I also knew how shattered my father was. I knew that he was trying to come to grips with his loss, but he never spoke of it to me. Instead he often invited me to accompany him on little excursions around town where we did little more than sit quietly with each other. In the year before Daddy died he took me fishing several times. I physically felt him relax as he baited the hook and dropped his line into the water. I sat beside him being ever so quiet lest even a tiny sound might scare the fish away. I heard my father’s breathing and I felt a special kinship with him in those moments. I sensed that I understood him and that he understood me. Just sitting together was the panacea that began to heal us both.
When my father died the adults once again believed that at eight years old I was far too young to conceive of what had happened. They did not realize how deeply the loss of my father impacted me. I felt as though he and I had shared a secret connection with those rides in the car and the fishing expeditions. I believed in heaven and an afterlife, so I was happy that he would see my uncle again even as I felt an obligation to help my mother and brothers through our family sorrow. My emotions were conflicted in a way that stole my courage, but no my grit.

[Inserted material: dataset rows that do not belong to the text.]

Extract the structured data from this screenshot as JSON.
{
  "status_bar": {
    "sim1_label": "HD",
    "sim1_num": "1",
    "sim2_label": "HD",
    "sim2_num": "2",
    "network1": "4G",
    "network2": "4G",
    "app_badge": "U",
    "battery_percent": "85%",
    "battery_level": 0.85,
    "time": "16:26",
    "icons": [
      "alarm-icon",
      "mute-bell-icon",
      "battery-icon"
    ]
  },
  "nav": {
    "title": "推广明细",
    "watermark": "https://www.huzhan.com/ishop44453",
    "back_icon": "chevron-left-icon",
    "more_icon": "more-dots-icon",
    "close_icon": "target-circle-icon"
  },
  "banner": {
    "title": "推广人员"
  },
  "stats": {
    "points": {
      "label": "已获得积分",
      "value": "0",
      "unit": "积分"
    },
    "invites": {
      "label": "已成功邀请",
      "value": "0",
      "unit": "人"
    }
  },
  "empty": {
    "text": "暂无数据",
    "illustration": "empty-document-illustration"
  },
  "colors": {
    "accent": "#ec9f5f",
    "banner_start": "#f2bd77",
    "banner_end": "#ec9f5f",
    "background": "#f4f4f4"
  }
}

I went through a time feeling like a shadow of myself. I did not want to bother my mother with any troubles. Instead I found comfort and peace being with my grandmother Minnie. She spoke openly of my father, telling me what he was like as a boy. She smiled and cried at the same time as she spoke of what a good son he had been. She gave me a tattered story book that had once been his. She filled in the gaps of my father’s story that I needed to hear. We connected in a magical way.
I was fifteen when my grandmother died. It was yet another blow to my heart. That is when my grandpa stepped in to become my source of strength and comfort. He was a survivor whose life had been punctuated with even greater loss than mine. His mother died in childbirth. The grandmother who raised him died when he was thirteen. The uncle who became his guardian died when he was twenty one. He had lost his only son and then the love of his life. Somehow he remained strong through it all, but he never tried to cover the depth of his feelings. He became my refuge whenever I needed a place to find inner peace. He delivered that solace every single time, even when I did not openly ask for it.
I am a religious person and I have daily conversations with God, but sometimes I find the need to connect with another human on a very personal and spiritual way. It has been my method for dealing with whatever challenges I have had to face. Somehow God has always placed people in my path with who seem to understand me and love me even when I am not so lovable. Ultimately that person became my husband, a man who was taught by his own mother and father to be infinitely patient and kind.
I have been blessed at various times with friends like Virginia who accept me and my thoughts and beliefs without judgement. They too have provided me with the inner peace that I need to struggle through the difficult times. Sometimes they come and go and other times they become lifelong friends. They must surely know who they are because I have done my best to let them know how much they mean to me. Attempting to name them would be difficult because I might inadvertently forget someone who has a special place in my heart.
My inner peace is the product of understanding, honesty and love from many who have touched my heart at the very moments when I most needed them. Even without exchanging words I felt a calmness arise in my soul just being present with them and long after they are gone I still remember.